Maintenance: EJ207 Timing Belt

According to Nasioc, EJ207s have a 62,000-mile timing belt change interval. I say according to Nasioc because I have never seen a JDM owner’s manual, but I will take their word for it. I crossed that threshold many months ago, and because of the drop in quality of the Gates Timing Belt kit, I decided to find another solution.

Source: Nasioc

I did check the timing belt from time to time to make sure there weren’t any cracks or anything forming. The bearings were pretty quiet and the belt had good tension so I wasn’t really worried about it failing anytime soon.

I knew I wanted OEM bearings, and most likely an OEM water pump with an aftermarket timing belt, and maybe another Gates blue belt like I already had, or maybe something else.

At some point, I stumbled across the RCM kit at Flatirons Tuning. It included OEM bearings and tensioner; plus your choice of a belt. I went back and forth over the STi Kevlar belt vs the HKS belt. I eventually settled on the HKS belt because it was purple and cheaper.

Image Source:

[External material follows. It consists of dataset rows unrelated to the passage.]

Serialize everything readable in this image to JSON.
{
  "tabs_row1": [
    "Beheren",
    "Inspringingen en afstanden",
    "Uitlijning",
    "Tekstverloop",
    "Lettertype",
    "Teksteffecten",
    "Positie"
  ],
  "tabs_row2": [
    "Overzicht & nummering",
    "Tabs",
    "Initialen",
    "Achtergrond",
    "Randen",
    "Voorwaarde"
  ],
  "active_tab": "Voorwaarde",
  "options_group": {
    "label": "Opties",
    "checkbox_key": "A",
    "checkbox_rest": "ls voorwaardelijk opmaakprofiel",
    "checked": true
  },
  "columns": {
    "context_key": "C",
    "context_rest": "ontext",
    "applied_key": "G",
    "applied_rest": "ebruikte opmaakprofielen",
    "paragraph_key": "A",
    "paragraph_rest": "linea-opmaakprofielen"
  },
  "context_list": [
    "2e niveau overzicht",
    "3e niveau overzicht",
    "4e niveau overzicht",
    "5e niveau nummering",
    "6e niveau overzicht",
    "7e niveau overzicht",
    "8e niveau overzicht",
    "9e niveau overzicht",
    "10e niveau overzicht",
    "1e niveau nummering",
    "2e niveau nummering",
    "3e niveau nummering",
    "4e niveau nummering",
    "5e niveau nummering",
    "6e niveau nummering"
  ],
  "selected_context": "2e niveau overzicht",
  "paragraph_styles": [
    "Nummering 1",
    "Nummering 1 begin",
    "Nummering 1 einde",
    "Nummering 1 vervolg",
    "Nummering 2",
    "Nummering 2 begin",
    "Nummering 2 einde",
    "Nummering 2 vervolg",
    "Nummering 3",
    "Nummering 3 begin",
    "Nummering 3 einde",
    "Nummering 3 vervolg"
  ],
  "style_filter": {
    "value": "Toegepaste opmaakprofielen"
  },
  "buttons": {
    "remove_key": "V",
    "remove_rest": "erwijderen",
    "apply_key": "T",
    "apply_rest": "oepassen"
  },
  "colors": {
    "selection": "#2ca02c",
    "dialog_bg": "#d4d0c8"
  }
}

It turns out the HKS belt is made by Gates. I have no idea if they have different specifications for this belt or if it is just a purple version of the blue belt. Since this belt needs to be changed about twice as often as the USDM EJs I will probably get the blue belt next time.

For the install, I referred to this video by Speed Academy. It’s based on the EJ255, but all the important bits are there for most EJ205/257s. The torque specs are mentioned in the video as well.

If you don’t need to remove the cam bolts, the hardest part of this install is probably removing the crank pulley bolt. The most time-consuming part is waiting for the coolant to drain out of the drain plug; especially if it refuses to drain out without assistance. Popping the lower radiator hose would have been faster but I am not a fan of taking a bath in coolant.

The Grimmspeed Crank Pulley tool makes taking the crank pulley off pretty easy. It works with OEM and the GS Crank Pulley. I bought this tool years ago, probably with my first Subaru in 2008, and it paid for itself many times over.

Once the timing covers are removed, we have access to the timing components.

Everything actually looked like it was in decent shape even if it was technically overdue for replacement.

The idlers all appear to be the high quality versions, I think the water pump is the only aftermarket part. Which was leaking.

Unfortunately for me, I wanted to replace my exhaust cam gear since it had a chip in it. I didn’t want this thing failing on me during at 8,000-rpm rip. However, what they say about this bolt is true. It is an absolute PITA to remove! I almost gave up on it.

Thankfully, I found Blingstrom’s blog about removing the cam bolt.

All I needed was an extractor set… at 11 pm on a Sunday. After a couple of hours of wondering how quickly I could get tools shipped to me, I eventually remember I had a set of extractors buried in a drawer somewhere.

After using the Company 23 exhaust cam gear tool plus a 3-foot 1/2-drive breaker bar attached to the end of it; along with a 1-inch socket on a 3/4-drive breaker bar and my floor jack handle as an extension, we were able to crack the bolt loose. My god.

What a nightmare.

With the cam gear replaced, I bailed on replacing the passenger side exhaust cam gear out of shear fear of that cam bolt and started the reassembly process.

I chose a cast impeller water pump in hopes that my heater would work a little bit better after doing the GDT Coolant Mod; but it didn’t. The heater core is either partially clogged or something else is going on. So far we have had a mild winter so it’s not too big of a deal.

Stamped Impeller vs Cast Impeller Water Pumps

Water pump installed.

Timing components and belt. While the cam gear lock tool isn’t needed, they don’t even use it in the Speed Academy video, it helped me focus on other aspects of the timing belt without worrying about the cam gears moving. And they allow you to make incremental changes to the cam gears and get everything lined up just right. Highly recommended.

I made a couple of other changes as well – new radiator, radiator hoses, heater hoses, clamps and etc. And overall, the car is running great.

My upper radiator hose is on backwards… :/



  1. Peter says:

    I must have gotten “lucky”; the timing belt kit I got for my EJ was Gates and the bearings were all NSK Japanese made bearings. I have heard lots of complaints about the Gates kits, but I was impressed as the Gates idlers were far better than stock. I felt like an ass after attempting to count the teeth for the spacing, losing count, trying again, then discovering Gate already marked the belt for me.. Doh!

    Liked by 1 person

    1. A.A.Smith says:

      Luckily, that Speed Academy video points out the marks on the timing belt, otherwise I probably would have done something similar.


Leave a Comment

Fill in your details below or click an icon to log in: Logo

You are commenting using your account. Log Out /  Change )

Twitter picture

You are commenting using your Twitter account. Log Out /  Change )

Facebook photo

You are commenting using your Facebook account. Log Out /  Change )

Connecting to %s